Training should focus on networking, mathematical and analytical skills. Also, courses should meet any licensing requirements established by your state. Courses that offer certification upon examination may increase opportunities for employment as well as make you more attractive to clients if you choose to go into business for yourself.
Launching Your Own Commercial Loan Broker Business
To start your own business as a commercial loan broker, you’ll need to prepare your workflow to obtain the required documentation for your efforts on your client’s behalf. The borrower will provide this information to you, but you’ll need to know which information to collect.
Many commercial brokers initiate a client intake using a standard residential loan application. You’ll also need to run a credit report for the business entity (and probably for individual owners or shareholders for many types of business entities). Also, it’s prudent to obtain two years of tax returns, as well as two to three years of operating statements, personal financial statements and rent rolls, if applicable.
Also, request a list of assets and accounts receivable from each business client who is seeking a non-real-estate business loan.
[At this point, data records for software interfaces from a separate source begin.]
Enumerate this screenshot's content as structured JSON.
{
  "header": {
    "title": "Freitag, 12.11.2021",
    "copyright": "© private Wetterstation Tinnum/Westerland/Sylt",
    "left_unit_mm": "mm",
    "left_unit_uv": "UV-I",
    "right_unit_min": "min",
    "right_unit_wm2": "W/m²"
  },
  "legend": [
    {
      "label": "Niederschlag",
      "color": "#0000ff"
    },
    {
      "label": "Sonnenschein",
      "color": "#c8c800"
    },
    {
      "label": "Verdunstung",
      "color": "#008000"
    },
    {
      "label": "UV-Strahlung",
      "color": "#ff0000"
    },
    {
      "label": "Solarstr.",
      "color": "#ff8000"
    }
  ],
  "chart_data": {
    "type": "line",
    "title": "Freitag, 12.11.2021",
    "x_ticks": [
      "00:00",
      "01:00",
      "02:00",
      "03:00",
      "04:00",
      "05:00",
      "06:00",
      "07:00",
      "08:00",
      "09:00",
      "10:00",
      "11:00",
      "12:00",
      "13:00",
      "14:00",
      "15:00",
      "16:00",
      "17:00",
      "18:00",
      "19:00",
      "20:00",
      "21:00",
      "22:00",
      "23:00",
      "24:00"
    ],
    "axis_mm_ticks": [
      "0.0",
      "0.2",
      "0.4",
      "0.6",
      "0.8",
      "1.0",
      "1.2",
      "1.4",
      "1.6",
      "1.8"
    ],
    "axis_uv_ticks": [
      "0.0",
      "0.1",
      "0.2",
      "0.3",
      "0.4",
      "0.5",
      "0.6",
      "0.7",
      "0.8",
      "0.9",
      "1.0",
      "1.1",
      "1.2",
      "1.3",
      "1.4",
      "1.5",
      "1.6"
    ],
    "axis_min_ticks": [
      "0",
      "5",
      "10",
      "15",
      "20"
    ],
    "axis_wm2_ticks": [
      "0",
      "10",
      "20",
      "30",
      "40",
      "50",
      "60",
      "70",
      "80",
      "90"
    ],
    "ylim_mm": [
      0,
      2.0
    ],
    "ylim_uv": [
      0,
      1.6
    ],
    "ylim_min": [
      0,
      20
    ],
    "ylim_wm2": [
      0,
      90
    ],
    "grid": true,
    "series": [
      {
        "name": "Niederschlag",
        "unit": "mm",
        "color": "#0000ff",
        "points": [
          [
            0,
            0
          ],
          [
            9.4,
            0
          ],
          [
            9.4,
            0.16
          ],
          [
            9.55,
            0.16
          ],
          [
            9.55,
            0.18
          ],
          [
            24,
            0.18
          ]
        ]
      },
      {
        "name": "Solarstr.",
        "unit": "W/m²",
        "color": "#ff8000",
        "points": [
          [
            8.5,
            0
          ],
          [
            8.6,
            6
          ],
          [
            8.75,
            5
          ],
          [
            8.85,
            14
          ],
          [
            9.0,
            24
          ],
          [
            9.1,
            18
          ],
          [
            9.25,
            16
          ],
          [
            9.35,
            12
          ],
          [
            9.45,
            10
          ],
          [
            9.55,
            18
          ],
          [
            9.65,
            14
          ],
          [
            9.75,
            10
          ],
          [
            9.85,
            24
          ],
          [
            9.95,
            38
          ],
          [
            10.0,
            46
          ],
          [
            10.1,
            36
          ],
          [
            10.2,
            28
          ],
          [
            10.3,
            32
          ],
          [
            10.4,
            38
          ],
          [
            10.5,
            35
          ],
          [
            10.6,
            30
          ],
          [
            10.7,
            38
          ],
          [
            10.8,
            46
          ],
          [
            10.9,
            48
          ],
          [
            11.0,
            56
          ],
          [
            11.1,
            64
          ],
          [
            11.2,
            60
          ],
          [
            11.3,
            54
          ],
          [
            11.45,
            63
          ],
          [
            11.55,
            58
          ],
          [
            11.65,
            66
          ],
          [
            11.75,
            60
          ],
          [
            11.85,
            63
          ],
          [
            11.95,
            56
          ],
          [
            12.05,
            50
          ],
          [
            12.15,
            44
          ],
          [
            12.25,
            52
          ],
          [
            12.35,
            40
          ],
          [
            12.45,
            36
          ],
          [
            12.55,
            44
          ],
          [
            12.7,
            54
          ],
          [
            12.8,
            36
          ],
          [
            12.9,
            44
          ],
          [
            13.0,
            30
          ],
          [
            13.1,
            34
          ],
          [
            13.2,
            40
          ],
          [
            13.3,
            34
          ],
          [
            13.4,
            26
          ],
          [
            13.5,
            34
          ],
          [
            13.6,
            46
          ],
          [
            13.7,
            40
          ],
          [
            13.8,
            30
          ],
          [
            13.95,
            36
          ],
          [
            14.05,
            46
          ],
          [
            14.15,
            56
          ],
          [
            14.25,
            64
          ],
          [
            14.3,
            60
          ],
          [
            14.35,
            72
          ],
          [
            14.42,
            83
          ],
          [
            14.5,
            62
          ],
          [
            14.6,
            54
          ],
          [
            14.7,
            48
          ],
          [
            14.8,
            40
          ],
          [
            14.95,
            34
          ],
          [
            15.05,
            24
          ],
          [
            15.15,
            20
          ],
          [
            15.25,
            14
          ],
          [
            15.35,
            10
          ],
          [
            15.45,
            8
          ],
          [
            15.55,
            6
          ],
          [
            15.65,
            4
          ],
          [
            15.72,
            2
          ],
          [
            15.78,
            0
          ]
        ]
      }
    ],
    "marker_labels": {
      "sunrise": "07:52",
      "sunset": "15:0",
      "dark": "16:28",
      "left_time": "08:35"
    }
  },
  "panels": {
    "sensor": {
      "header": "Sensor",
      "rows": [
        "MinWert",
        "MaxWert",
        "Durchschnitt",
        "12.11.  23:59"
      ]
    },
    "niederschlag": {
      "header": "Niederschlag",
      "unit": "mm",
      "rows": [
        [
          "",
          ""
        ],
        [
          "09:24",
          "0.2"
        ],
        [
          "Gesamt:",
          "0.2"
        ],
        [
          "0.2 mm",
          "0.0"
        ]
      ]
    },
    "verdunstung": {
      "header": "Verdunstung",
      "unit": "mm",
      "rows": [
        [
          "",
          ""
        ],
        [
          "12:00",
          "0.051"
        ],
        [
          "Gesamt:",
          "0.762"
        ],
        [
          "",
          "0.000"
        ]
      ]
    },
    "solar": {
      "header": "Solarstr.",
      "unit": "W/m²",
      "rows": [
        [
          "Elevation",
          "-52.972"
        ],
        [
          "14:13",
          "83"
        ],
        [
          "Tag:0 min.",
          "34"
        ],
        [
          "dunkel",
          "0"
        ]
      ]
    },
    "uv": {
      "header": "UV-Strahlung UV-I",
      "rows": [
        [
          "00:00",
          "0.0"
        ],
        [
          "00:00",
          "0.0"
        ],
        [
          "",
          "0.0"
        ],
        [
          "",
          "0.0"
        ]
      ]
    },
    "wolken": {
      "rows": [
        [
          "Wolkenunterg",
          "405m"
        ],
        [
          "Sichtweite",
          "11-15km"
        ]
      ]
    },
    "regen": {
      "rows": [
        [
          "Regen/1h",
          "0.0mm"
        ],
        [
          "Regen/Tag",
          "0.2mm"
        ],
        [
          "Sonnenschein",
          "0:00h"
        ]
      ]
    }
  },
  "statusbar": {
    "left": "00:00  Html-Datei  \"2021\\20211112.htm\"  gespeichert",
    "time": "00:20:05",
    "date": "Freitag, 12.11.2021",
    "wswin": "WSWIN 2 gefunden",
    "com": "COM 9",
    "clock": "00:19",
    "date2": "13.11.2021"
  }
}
Loan application forms and other templates can be purchased through business and office supply stores, and may also be on lenders’ websites.
Specific lenders will use their own loan request form or pre-qualification sheets. Once these forms are filled out, send them via fax or email, as the lender prefers, along with the application itself and a copy of the company’s credit report. The lender will then evaluate the potential collateral and assets, as well as accounts receivable. Commercial lenders base the majority of their business loan decisions on these factors. For real-estate-related loans, the lender will also order an appraisal of the property as well as any required inspections. Closing a small business loan generally takes approximately two months; larger loans may take longer, up to six months.
As with any new business, you’ll need to market and advertise your services. Classified ads, networking with local real estate agents and direct mail campaigns to small businesses in your area are all relatively low-cost, effective ways to market a commercial loan broker business.
Annie Sisk is a freelance writer who lives in upstate New York and is originally from North Carolina. She has written for multiple online websites and media outlets, including recapping hit TV show "This Is Us" for the Baltimore Sun website.